> [WHAT IS BEING ASKED]:
Every line in the data below that has the word "день" should be returned.

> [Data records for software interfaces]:
_ _ _

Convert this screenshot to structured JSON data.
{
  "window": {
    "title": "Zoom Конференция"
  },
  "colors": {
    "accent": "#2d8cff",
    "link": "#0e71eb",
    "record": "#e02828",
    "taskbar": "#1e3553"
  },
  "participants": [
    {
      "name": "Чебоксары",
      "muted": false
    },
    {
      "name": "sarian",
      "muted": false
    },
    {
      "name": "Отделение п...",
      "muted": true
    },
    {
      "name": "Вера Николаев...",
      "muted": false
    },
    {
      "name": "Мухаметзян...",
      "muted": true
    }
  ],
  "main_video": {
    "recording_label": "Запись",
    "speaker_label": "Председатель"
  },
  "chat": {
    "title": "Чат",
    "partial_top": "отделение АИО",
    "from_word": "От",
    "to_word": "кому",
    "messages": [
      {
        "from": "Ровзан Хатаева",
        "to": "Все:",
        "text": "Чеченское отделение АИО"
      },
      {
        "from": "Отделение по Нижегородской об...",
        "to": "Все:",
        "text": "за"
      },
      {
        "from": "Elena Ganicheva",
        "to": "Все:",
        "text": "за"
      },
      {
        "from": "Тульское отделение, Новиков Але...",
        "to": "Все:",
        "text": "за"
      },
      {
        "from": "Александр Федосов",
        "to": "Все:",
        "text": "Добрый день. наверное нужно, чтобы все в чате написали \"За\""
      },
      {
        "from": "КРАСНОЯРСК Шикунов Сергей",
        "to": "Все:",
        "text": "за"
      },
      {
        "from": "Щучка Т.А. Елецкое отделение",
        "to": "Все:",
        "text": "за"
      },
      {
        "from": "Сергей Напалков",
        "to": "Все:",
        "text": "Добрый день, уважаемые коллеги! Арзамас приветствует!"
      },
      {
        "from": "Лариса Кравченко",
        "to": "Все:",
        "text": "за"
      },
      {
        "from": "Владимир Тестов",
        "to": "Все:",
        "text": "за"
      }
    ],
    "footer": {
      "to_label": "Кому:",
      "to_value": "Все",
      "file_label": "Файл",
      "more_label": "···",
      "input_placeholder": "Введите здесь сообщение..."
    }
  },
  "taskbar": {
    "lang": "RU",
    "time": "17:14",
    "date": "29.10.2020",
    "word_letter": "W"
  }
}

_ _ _

> [RESULT]:
        "text": "Добрый день. наверное нужно, чтобы все в чате написали \"За\""
        "text": "Добрый день, уважаемые коллеги! Арзамас приветствует!"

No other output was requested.